In an effort to lean into the season, I am giving you a replay from last year. I hope you enjoy.
I took my friend to dinner with us the other night. Sometimes I can’t quite handle the space between home and bed time when I am on my own, so I tempt my childless friends to dinner with me and the girls by offering to pay for their meal. On her way out of the door she looked me in the face and said “I hope you have the time to be sad.”
I am in up-state New York with my grandmother grieving like this family does. We touch each other a lot. We pick at each other about dumb things. We insist on being in the same room. We make mildly inappropriate jokes. (My sister suggested to my grandmother that they better use the Bible verses about sexual purity at the memorial service to remind my 89-year-0ld grandmother of her moral responsibilities in her new-found singleness. Later I heard my grandma tell a visitor that if she marries again that he has to be “healthy and wealthy, I’ll tell you that much right now.”) Often our laughter runs right into our tears and our tears run right through our laughter. I keep forgetting to not put on mascara. There really isn’t much point.
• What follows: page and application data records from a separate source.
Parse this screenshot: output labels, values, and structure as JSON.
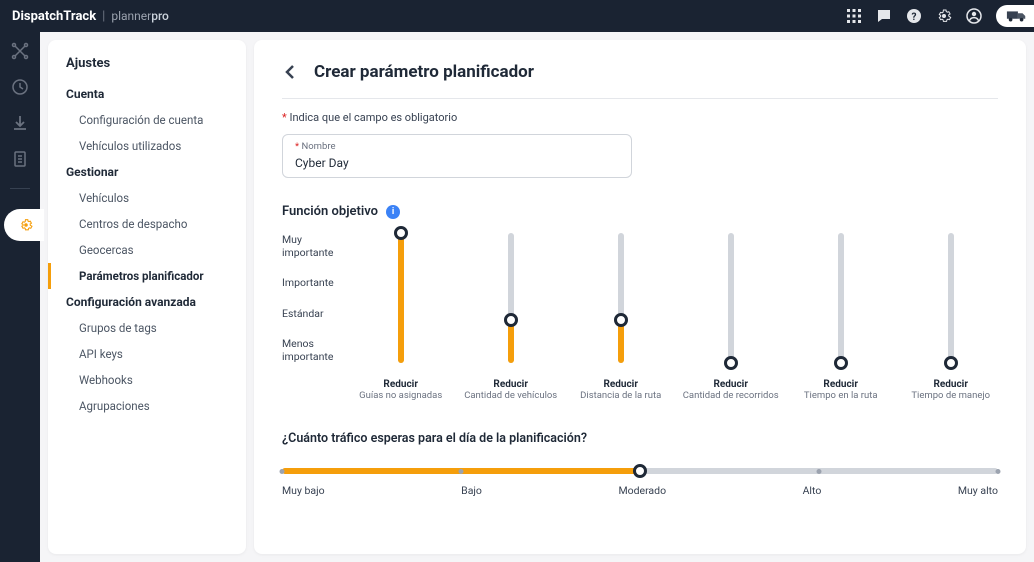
{
  "brand": {
    "main": "DispatchTrack",
    "sep": "|",
    "sub_prefix": "planner",
    "sub_bold": "pro"
  },
  "sidebar": {
    "title": "Ajustes",
    "sections": [
      {
        "label": "Cuenta",
        "items": [
          "Configuración de cuenta",
          "Vehículos utilizados"
        ]
      },
      {
        "label": "Gestionar",
        "items": [
          "Vehículos",
          "Centros de despacho",
          "Geocercas",
          "Parámetros planificador"
        ]
      },
      {
        "label": "Configuración avanzada",
        "items": [
          "Grupos de tags",
          "API keys",
          "Webhooks",
          "Agrupaciones"
        ]
      }
    ],
    "active": "Parámetros planificador"
  },
  "page": {
    "title": "Crear parámetro planificador",
    "required_note_prefix": "*",
    "required_note": " Indica que el campo es obligatorio",
    "field_name_label": "Nombre",
    "field_name_value": "Cyber Day"
  },
  "objective": {
    "title": "Función objetivo",
    "y_levels": [
      "Muy importante",
      "Importante",
      "Estándar",
      "Menos importante"
    ],
    "sliders": [
      {
        "top": "Reducir",
        "sub": "Guías no asignadas",
        "level": 3
      },
      {
        "top": "Reducir",
        "sub": "Cantidad de vehículos",
        "level": 1
      },
      {
        "top": "Reducir",
        "sub": "Distancia de la ruta",
        "level": 1
      },
      {
        "top": "Reducir",
        "sub": "Cantidad de recorridos",
        "level": 0
      },
      {
        "top": "Reducir",
        "sub": "Tiempo en la ruta",
        "level": 0
      },
      {
        "top": "Reducir",
        "sub": "Tiempo de manejo",
        "level": 0
      }
    ]
  },
  "traffic": {
    "title": "¿Cuánto tráfico esperas para el día de la planificación?",
    "labels": [
      "Muy bajo",
      "Bajo",
      "Moderado",
      "Alto",
      "Muy alto"
    ],
    "value_index": 2
  }
}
I saw a shooting star last night. The stars here are so much brighter without all of the city light pollution I get at home. Jill and my cousin Carrie didn’t see it. Just me. It reminded me of the nights the cousins used to go down to the lake to see the meteor showers my mom had inevitably alerted us to. We used to go down to the beach and then tell my mom she had to go up to the house so we could lay on the picnic tables and have exclusive cousin time.
We would lay on those picnic tables with their bases buried in the sand and look at the sky. Without looking into each others faces somehow it was easier to speak into the darkness, not that we said anything important. We mostly talked about what we had done during the school year. We started a lot of sentences with “do you remember when” and end them with fits of laughter. We would wait for the stars to streak through the sky. But the good parts came in the waiting, between the streaks of glory through the sky we were content to just be with each other, hear each others stories.
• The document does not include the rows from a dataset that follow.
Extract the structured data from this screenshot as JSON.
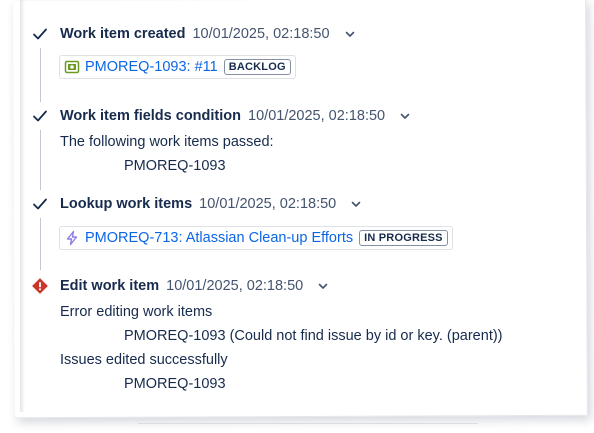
{
  "steps": [
    {
      "title": "Work item created",
      "timestamp": "10/01/2025, 02:18:50",
      "status": "success",
      "item": {
        "icon": "story-icon",
        "label": "PMOREQ-1093: #11",
        "status": "BACKLOG"
      }
    },
    {
      "title": "Work item fields condition",
      "timestamp": "10/01/2025, 02:18:50",
      "status": "success",
      "message": "The following work items passed:",
      "items": [
        "PMOREQ-1093"
      ]
    },
    {
      "title": "Lookup work items",
      "timestamp": "10/01/2025, 02:18:50",
      "status": "success",
      "item": {
        "icon": "epic-icon",
        "label": "PMOREQ-713: Atlassian Clean-up Efforts",
        "status": "IN PROGRESS"
      }
    },
    {
      "title": "Edit work item",
      "timestamp": "10/01/2025, 02:18:50",
      "status": "error",
      "error_message": "Error editing work items",
      "error_items": [
        "PMOREQ-1093 (Could not find issue by id or key. (parent))"
      ],
      "success_message": "Issues edited successfully",
      "success_items": [
        "PMOREQ-1093"
      ]
    }
  ],
  "colors": {
    "link": "#0c66e4",
    "error": "#c9372c",
    "story_icon": "#6a9a23",
    "epic_icon": "#8f7ee7"
  }
}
Grandpa was an excellent provider and Grandma is well provided for, but she is a little worried about the day in day out of it all. Coming home to an empty house, eating alone. Those things are going to be hard and there isn’t much to do about it. It must be done. Waiting for her life to change, this holding pattern has been hard on her.
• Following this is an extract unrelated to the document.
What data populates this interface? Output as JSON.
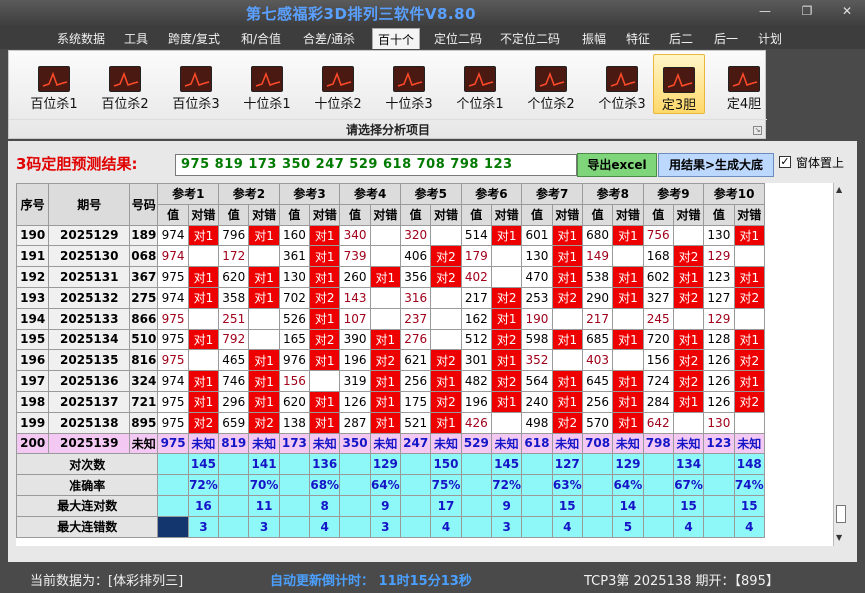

In this life I sometimes do see those moments of God’s glory streaking through the sky. I lie on the picnic table and wait and watch and there they are, sometimes dozens at a time, a whole shower. It is in those moments where I am surest of the security of that base in the sand, of the place I have chosen to lay. But lately it has been the in between, the waiting. I need to remember that perhaps the shooting stars are not the point, but the space in between. We talk, we laugh, we speak into the darkness, we hear each others stories and point our face to the sky, knowing it is only a matter of time before the next star streaks across the sky.